The Blue Water Task Force is a local nonprofit dedicated to protecting and preserving the health of the Gallatin Watershed. In order to accomplish this, BWTF runs four programs: Community Water Quality Monitoring, Water Resource Assessment, Watershed Restoration, and Community Education.
Under the Community Water Quality Monitoring program, volunteers have been collecting and analyzing water quality and aquatic insects in the Gallatin Watershed since 2000. The data is used to assess and track the health of the Gallatin River and its tributaries.
Digging a bit deeper, the Water Resource Assessment program conducts more in-depth scientific assessments in the watershed, aiming to answer questions such as, “How healthy is the river?” and, “Are there areas of the watershed that could be restored to improve its condition?”
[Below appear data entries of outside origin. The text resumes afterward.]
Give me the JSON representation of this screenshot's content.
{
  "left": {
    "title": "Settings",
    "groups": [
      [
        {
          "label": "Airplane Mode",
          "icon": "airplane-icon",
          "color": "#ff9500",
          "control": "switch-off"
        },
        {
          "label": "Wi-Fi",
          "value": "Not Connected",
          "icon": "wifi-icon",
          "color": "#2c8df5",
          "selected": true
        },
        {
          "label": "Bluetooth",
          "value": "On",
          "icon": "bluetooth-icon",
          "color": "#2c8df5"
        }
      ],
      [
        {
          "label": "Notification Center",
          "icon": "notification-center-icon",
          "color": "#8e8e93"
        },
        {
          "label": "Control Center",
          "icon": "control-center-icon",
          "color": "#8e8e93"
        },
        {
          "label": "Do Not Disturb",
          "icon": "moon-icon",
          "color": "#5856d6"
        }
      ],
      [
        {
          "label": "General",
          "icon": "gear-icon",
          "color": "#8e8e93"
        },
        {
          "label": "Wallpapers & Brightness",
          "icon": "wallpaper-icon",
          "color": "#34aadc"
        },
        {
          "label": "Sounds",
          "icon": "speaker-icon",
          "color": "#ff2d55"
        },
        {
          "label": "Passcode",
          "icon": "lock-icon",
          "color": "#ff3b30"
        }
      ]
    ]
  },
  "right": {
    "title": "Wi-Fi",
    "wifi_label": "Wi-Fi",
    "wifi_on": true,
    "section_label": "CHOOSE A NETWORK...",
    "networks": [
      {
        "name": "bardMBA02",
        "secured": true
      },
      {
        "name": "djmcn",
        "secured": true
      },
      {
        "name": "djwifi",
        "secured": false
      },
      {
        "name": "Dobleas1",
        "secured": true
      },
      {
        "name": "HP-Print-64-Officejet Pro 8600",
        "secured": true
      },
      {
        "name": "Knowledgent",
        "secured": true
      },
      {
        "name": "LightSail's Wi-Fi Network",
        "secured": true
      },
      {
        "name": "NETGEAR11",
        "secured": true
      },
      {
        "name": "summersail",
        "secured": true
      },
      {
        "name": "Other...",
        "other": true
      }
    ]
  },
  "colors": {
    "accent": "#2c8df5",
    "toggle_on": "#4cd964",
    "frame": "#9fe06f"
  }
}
Through the Watershed Restoration program, BWTF is tackling water quality problems found through these monitoring and assessment programs. Projects slated for the upcoming year include, among others: restoration on the Upper West Fork to reduce nitrogen and algae; improvements to river access sites in the Gallatin Canyon; installation of the community stormwater conservation garden at Ophir School; and the Trout-Friendly Landscaping program.
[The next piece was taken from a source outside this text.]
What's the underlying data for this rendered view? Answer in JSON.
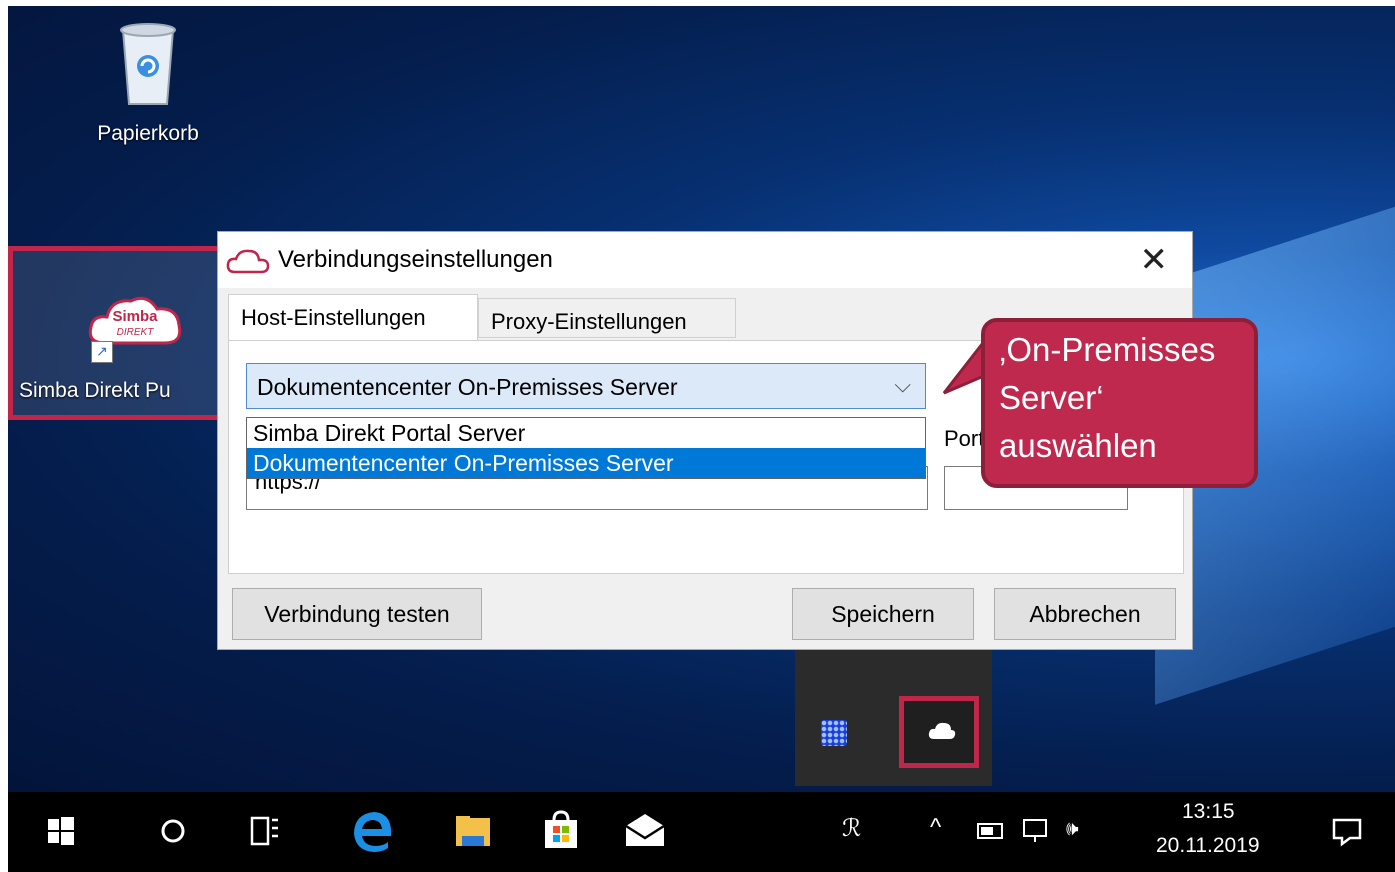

Tying it all together, the Community Education program aims to educate the public on local water resource issues. BWTF strives to cultivate a community that protects and preserves the Gallatin River’s health.
July 2: Wild and Scenic Designation discussion followed by DamNation, a film that chronicles a growing movement to tear down obsolete dams
July 26-27: The Big Sky Fly Fishing Festival